- **TASK DETAILS**:
Please set down every entry below exactly as given.

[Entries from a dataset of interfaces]

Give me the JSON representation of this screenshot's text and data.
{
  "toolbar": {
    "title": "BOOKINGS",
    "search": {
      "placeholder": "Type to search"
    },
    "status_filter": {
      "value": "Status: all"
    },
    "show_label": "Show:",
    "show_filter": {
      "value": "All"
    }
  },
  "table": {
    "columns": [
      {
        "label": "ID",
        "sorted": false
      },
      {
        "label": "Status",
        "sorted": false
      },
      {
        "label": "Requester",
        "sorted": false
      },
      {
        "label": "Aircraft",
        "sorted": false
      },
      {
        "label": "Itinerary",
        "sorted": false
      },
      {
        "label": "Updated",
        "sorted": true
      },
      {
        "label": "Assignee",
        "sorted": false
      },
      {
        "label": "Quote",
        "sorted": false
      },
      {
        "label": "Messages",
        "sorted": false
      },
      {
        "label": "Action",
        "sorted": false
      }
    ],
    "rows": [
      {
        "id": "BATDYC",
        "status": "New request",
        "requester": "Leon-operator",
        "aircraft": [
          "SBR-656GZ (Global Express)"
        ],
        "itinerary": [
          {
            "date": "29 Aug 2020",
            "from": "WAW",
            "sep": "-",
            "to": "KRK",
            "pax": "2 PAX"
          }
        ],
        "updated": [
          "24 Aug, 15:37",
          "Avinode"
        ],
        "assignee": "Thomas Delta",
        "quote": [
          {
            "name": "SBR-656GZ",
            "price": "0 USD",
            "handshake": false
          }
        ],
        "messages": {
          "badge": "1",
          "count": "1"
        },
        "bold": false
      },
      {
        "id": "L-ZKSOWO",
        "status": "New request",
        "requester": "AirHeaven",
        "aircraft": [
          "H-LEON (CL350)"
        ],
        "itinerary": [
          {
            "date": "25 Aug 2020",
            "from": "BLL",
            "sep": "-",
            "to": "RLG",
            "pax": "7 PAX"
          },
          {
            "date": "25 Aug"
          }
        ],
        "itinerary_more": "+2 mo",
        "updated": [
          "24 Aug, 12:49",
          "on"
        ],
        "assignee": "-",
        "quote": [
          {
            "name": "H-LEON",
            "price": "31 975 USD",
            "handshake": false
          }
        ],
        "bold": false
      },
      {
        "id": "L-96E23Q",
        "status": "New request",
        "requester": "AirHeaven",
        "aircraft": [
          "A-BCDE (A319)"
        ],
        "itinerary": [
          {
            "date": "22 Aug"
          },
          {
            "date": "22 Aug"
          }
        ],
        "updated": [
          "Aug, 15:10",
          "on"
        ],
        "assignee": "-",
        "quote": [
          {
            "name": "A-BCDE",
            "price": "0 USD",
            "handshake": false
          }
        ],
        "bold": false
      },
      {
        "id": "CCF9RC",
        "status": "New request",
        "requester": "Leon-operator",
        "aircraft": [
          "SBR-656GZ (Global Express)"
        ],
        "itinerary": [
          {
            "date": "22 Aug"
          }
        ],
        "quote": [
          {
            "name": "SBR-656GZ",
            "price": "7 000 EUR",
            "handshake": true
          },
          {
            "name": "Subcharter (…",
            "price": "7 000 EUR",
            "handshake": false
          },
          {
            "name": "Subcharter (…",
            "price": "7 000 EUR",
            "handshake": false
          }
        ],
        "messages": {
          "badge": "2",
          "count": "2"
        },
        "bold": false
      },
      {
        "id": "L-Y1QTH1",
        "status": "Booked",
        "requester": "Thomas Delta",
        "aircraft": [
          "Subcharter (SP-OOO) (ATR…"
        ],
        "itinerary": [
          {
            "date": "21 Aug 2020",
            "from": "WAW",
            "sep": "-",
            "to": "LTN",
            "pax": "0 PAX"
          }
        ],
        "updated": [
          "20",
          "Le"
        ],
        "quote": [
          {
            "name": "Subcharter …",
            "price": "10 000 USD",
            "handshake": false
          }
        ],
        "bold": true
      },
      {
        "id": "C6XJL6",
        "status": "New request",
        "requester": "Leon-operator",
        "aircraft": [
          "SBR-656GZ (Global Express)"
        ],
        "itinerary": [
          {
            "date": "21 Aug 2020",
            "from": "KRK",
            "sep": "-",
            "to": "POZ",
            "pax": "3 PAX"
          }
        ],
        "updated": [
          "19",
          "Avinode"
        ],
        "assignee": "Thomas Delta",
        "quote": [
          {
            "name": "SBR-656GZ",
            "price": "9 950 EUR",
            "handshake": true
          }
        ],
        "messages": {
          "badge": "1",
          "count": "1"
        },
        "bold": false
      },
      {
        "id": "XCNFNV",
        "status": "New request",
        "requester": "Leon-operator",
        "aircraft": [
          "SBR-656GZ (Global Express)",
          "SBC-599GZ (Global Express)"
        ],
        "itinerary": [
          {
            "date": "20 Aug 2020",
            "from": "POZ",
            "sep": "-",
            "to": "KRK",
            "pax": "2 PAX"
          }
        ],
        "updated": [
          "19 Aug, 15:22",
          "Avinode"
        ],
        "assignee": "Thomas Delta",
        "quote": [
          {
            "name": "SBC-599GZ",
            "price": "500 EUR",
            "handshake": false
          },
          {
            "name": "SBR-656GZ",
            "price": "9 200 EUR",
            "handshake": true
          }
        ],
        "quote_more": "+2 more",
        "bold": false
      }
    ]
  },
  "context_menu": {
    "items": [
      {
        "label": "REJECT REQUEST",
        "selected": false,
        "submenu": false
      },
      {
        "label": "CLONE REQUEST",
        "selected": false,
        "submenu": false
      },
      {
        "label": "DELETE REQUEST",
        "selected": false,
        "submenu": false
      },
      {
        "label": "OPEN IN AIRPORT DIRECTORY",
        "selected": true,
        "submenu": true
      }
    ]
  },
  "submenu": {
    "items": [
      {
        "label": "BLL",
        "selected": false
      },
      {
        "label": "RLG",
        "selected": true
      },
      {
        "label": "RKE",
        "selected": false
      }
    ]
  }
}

- **WRITTEN ANSWER**:
Give me the JSON representation of this screenshot's text and data.
{
  "toolbar": {
    "title": "BOOKINGS",
    "search": {
      "placeholder": "Type to search"
    },
    "status_filter": {
      "value": "Status: all"
    },
    "show_label": "Show:",
    "show_filter": {
      "value": "All"
    }
  },
  "table": {
    "columns": [
      {
        "label": "ID",
        "sorted": false
      },
      {
        "label": "Status",
        "sorted": false
      },
      {
        "label": "Requester",
        "sorted": false
      },
      {
        "label": "Aircraft",
        "sorted": false
      },
      {
        "label": "Itinerary",
        "sorted": false
      },
      {
        "label": "Updated",
        "sorted": true
      },
      {
        "label": "Assignee",
        "sorted": false
      },
      {
        "label": "Quote",
        "sorted": false
      },
      {
        "label": "Messages",
        "sorted": false
      },
      {
        "label": "Action",
        "sorted": false
      }
    ],
    "rows": [
      {
        "id": "BATDYC",
        "status": "New request",
        "requester": "Leon-operator",
        "aircraft": [
          "SBR-656GZ (Global Express)"
        ],
        "itinerary": [
          {
            "date": "29 Aug 2020",
            "from": "WAW",
            "sep": "-",
            "to": "KRK",
            "pax": "2 PAX"
          }
        ],
        "updated": [
          "24 Aug, 15:37",
          "Avinode"
        ],
        "assignee": "Thomas Delta",
        "quote": [
          {
            "name": "SBR-656GZ",
            "price": "0 USD",
            "handshake": false
          }
        ],
        "messages": {
          "badge": "1",
          "count": "1"
        },
        "bold": false
      },
      {
        "id": "L-ZKSOWO",
        "status": "New request",
        "requester": "AirHeaven",
        "aircraft": [
          "H-LEON (CL350)"
        ],
        "itinerary": [
          {
            "date": "25 Aug 2020",
            "from": "BLL",
            "sep": "-",
            "to": "RLG",
            "pax": "7 PAX"
          },
          {
            "date": "25 Aug"
          }
        ],
        "itinerary_more": "+2 mo",
        "updated": [
          "24 Aug, 12:49",
          "on"
        ],
        "assignee": "-",
        "quote": [
          {
            "name": "H-LEON",
            "price": "31 975 USD",
            "handshake": false
          }
        ],
        "bold": false
      },
      {
        "id": "L-96E23Q",
        "status": "New request",
        "requester": "AirHeaven",
        "aircraft": [
          "A-BCDE (A319)"
        ],
        "itinerary": [
          {
            "date": "22 Aug"
          },
          {
            "date": "22 Aug"
          }
        ],
        "updated": [
          "Aug, 15:10",
          "on"
        ],
        "assignee": "-",
        "quote": [
          {
            "name": "A-BCDE",
            "price": "0 USD",
            "handshake": false
          }
        ],
        "bold": false
      },
      {
        "id": "CCF9RC",
        "status": "New request",
        "requester": "Leon-operator",
        "aircraft": [
          "SBR-656GZ (Global Express)"
        ],
        "itinerary": [
          {
            "date": "22 Aug"
          }
        ],
        "quote": [
          {
            "name": "SBR-656GZ",
            "price": "7 000 EUR",
            "handshake": true
          },
          {
            "name": "Subcharter (…",
            "price": "7 000 EUR",
            "handshake": false
          },
          {
            "name": "Subcharter (…",
            "price": "7 000 EUR",
            "handshake": false
          }
        ],
        "messages": {
          "badge": "2",
          "count": "2"
        },
        "bold": false
      },
      {
        "id": "L-Y1QTH1",
        "status": "Booked",
        "requester": "Thomas Delta",
        "aircraft": [
          "Subcharter (SP-OOO) (ATR…"
        ],
        "itinerary": [
          {
            "date": "21 Aug 2020",
            "from": "WAW",
            "sep": "-",
            "to": "LTN",
            "pax": "0 PAX"
          }
        ],
        "updated": [
          "20",
          "Le"
        ],
        "quote": [
          {
            "name": "Subcharter …",
            "price": "10 000 USD",
            "handshake": false
          }
        ],
        "bold": true
      },
      {
        "id": "C6XJL6",
        "status": "New request",
        "requester": "Leon-operator",
        "aircraft": [
          "SBR-656GZ (Global Express)"
        ],
        "itinerary": [
          {
            "date": "21 Aug 2020",
            "from": "KRK",
            "sep": "-",
            "to": "POZ",
            "pax": "3 PAX"
          }
        ],
        "updated": [
          "19",
          "Avinode"
        ],
        "assignee": "Thomas Delta",
        "quote": [
          {
            "name": "SBR-656GZ",
            "price": "9 950 EUR",
            "handshake": true
          }
        ],
        "messages": {
          "badge": "1",
          "count": "1"
        },
        "bold": false
      },
      {
        "id": "XCNFNV",
        "status": "New request",
        "requester": "Leon-operator",
        "aircraft": [
          "SBR-656GZ (Global Express)",
          "SBC-599GZ (Global Express)"
        ],
        "itinerary": [
          {
            "date": "20 Aug 2020",
            "from": "POZ",
            "sep": "-",
            "to": "KRK",
            "pax": "2 PAX"
          }
        ],
        "updated": [
          "19 Aug, 15:22",
          "Avinode"
        ],
        "assignee": "Thomas Delta",
        "quote": [
          {
            "name": "SBC-599GZ",
            "price": "500 EUR",
            "handshake": false
          },
          {
            "name": "SBR-656GZ",
            "price": "9 200 EUR",
            "handshake": true
          }
        ],
        "quote_more": "+2 more",
        "bold": false
      }
    ]
  },
  "context_menu": {
    "items": [
      {
        "label": "REJECT REQUEST",
        "selected": false,
        "submenu": false
      },
      {
        "label": "CLONE REQUEST",
        "selected": false,
        "submenu": false
      },
      {
        "label": "DELETE REQUEST",
        "selected": false,
        "submenu": false
      },
      {
        "label": "OPEN IN AIRPORT DIRECTORY",
        "selected": true,
        "submenu": true
      }
    ]
  },
  "submenu": {
    "items": [
      {
        "label": "BLL",
        "selected": false
      },
      {
        "label": "RLG",
        "selected": true
      },
      {
        "label": "RKE",
        "selected": false
      }
    ]
  }
}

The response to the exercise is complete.